Task >> Going through the entries below, copy out each line that contains "Faça".

Records for this exercise >>
○ ○ ○ ○

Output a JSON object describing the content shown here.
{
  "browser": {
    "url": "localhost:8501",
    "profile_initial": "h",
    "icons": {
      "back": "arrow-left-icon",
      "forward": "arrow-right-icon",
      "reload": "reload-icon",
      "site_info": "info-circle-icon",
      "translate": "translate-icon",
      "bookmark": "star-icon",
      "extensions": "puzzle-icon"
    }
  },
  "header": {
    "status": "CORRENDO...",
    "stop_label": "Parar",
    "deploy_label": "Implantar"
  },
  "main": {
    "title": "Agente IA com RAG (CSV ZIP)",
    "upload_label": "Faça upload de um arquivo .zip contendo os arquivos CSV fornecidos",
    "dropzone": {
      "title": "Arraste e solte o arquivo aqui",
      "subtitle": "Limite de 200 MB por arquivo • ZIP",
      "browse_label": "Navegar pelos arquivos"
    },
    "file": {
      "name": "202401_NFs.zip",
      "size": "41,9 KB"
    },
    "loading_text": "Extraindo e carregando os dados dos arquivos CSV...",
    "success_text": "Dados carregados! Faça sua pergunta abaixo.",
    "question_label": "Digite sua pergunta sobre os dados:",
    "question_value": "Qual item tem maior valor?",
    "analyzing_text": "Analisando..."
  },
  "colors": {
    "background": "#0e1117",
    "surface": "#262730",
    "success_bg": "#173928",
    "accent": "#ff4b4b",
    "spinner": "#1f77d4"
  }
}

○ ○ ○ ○

Answer to this problem >>
    "upload_label": "Faça upload de um arquivo .zip contendo os arquivos CSV fornecidos",
    "success_text": "Dados carregados! Faça sua pergunta abaixo.",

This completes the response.